■ **WORKING DATA**:
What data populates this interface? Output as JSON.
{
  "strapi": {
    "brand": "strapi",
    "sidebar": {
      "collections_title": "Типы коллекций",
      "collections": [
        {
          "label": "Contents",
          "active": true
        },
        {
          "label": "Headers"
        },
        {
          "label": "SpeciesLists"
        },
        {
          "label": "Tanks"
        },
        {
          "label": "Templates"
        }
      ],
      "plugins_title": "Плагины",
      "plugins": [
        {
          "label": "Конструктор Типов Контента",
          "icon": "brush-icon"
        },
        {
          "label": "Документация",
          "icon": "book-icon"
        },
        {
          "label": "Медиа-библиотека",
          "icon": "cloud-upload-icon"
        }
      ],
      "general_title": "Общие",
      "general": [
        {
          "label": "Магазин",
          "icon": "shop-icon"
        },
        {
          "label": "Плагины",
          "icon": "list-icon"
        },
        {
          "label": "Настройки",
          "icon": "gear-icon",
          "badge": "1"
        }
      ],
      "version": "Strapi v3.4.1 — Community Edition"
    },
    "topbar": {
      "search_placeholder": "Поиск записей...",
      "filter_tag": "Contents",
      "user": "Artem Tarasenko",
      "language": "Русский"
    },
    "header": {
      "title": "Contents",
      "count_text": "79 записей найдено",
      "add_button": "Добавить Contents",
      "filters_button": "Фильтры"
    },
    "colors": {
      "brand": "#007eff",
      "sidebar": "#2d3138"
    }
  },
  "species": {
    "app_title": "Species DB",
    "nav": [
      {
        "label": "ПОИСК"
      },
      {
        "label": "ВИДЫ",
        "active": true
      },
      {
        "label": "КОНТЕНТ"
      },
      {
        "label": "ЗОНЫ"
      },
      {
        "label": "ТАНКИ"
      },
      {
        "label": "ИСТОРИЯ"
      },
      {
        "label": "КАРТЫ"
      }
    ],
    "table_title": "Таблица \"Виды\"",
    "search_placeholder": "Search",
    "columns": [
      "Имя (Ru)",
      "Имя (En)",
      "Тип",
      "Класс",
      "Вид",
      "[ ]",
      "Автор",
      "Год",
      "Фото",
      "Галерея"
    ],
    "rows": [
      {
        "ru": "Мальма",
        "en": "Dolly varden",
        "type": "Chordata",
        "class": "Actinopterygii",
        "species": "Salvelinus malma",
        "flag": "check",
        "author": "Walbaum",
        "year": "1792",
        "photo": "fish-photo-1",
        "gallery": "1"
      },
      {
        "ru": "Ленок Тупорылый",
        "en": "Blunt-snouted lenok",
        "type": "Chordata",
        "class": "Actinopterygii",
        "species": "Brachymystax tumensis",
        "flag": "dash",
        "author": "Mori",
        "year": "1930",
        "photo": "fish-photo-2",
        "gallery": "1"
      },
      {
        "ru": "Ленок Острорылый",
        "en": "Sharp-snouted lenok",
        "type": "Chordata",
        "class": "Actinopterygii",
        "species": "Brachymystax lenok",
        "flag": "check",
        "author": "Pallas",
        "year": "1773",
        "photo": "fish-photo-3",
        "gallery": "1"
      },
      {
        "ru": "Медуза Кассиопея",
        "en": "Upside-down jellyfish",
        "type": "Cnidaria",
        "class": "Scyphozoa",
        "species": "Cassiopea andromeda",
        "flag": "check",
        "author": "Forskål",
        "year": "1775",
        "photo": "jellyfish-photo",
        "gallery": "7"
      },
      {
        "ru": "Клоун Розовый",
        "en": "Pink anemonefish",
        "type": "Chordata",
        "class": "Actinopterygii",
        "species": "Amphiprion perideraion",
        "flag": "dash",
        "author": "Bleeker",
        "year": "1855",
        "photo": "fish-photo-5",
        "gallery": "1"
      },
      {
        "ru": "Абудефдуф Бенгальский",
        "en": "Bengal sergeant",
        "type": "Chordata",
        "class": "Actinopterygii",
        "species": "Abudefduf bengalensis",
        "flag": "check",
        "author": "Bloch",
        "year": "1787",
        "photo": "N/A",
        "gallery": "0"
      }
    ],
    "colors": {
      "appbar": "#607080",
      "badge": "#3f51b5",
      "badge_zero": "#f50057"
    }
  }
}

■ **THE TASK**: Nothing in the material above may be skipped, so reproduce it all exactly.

■ **EXERCISE RESULT**:
What data populates this interface? Output as JSON.
{
  "strapi": {
    "brand": "strapi",
    "sidebar": {
      "collections_title": "Типы коллекций",
      "collections": [
        {
          "label": "Contents",
          "active": true
        },
        {
          "label": "Headers"
        },
        {
          "label": "SpeciesLists"
        },
        {
          "label": "Tanks"
        },
        {
          "label": "Templates"
        }
      ],
      "plugins_title": "Плагины",
      "plugins": [
        {
          "label": "Конструктор Типов Контента",
          "icon": "brush-icon"
        },
        {
          "label": "Документация",
          "icon": "book-icon"
        },
        {
          "label": "Медиа-библиотека",
          "icon": "cloud-upload-icon"
        }
      ],
      "general_title": "Общие",
      "general": [
        {
          "label": "Магазин",
          "icon": "shop-icon"
        },
        {
          "label": "Плагины",
          "icon": "list-icon"
        },
        {
          "label": "Настройки",
          "icon": "gear-icon",
          "badge": "1"
        }
      ],
      "version": "Strapi v3.4.1 — Community Edition"
    },
    "topbar": {
      "search_placeholder": "Поиск записей...",
      "filter_tag": "Contents",
      "user": "Artem Tarasenko",
      "language": "Русский"
    },
    "header": {
      "title": "Contents",
      "count_text": "79 записей найдено",
      "add_button": "Добавить Contents",
      "filters_button": "Фильтры"
    },
    "colors": {
      "brand": "#007eff",
      "sidebar": "#2d3138"
    }
  },
  "species": {
    "app_title": "Species DB",
    "nav": [
      {
        "label": "ПОИСК"
      },
      {
        "label": "ВИДЫ",
        "active": true
      },
      {
        "label": "КОНТЕНТ"
      },
      {
        "label": "ЗОНЫ"
      },
      {
        "label": "ТАНКИ"
      },
      {
        "label": "ИСТОРИЯ"
      },
      {
        "label": "КАРТЫ"
      }
    ],
    "table_title": "Таблица \"Виды\"",
    "search_placeholder": "Search",
    "columns": [
      "Имя (Ru)",
      "Имя (En)",
      "Тип",
      "Класс",
      "Вид",
      "[ ]",
      "Автор",
      "Год",
      "Фото",
      "Галерея"
    ],
    "rows": [
      {
        "ru": "Мальма",
        "en": "Dolly varden",
        "type": "Chordata",
        "class": "Actinopterygii",
        "species": "Salvelinus malma",
        "flag": "check",
        "author": "Walbaum",
        "year": "1792",
        "photo": "fish-photo-1",
        "gallery": "1"
      },
      {
        "ru": "Ленок Тупорылый",
        "en": "Blunt-snouted lenok",
        "type": "Chordata",
        "class": "Actinopterygii",
        "species": "Brachymystax tumensis",
        "flag": "dash",
        "author": "Mori",
        "year": "1930",
        "photo": "fish-photo-2",
        "gallery": "1"
      },
      {
        "ru": "Ленок Острорылый",
        "en": "Sharp-snouted lenok",
        "type": "Chordata",
        "class": "Actinopterygii",
        "species": "Brachymystax lenok",
        "flag": "check",
        "author": "Pallas",
        "year": "1773",
        "photo": "fish-photo-3",
        "gallery": "1"
      },
      {
        "ru": "Медуза Кассиопея",
        "en": "Upside-down jellyfish",
        "type": "Cnidaria",
        "class": "Scyphozoa",
        "species": "Cassiopea andromeda",
        "flag": "check",
        "author": "Forskål",
        "year": "1775",
        "photo": "jellyfish-photo",
        "gallery": "7"
      },
      {
        "ru": "Клоун Розовый",
        "en": "Pink anemonefish",
        "type": "Chordata",
        "class": "Actinopterygii",
        "species": "Amphiprion perideraion",
        "flag": "dash",
        "author": "Bleeker",
        "year": "1855",
        "photo": "fish-photo-5",
        "gallery": "1"
      },
      {
        "ru": "Абудефдуф Бенгальский",
        "en": "Bengal sergeant",
        "type": "Chordata",
        "class": "Actinopterygii",
        "species": "Abudefduf bengalensis",
        "flag": "check",
        "author": "Bloch",
        "year": "1787",
        "photo": "N/A",
        "gallery": "0"
      }
    ],
    "colors": {
      "appbar": "#607080",
      "badge": "#3f51b5",
      "badge_zero": "#f50057"
    }
  }
}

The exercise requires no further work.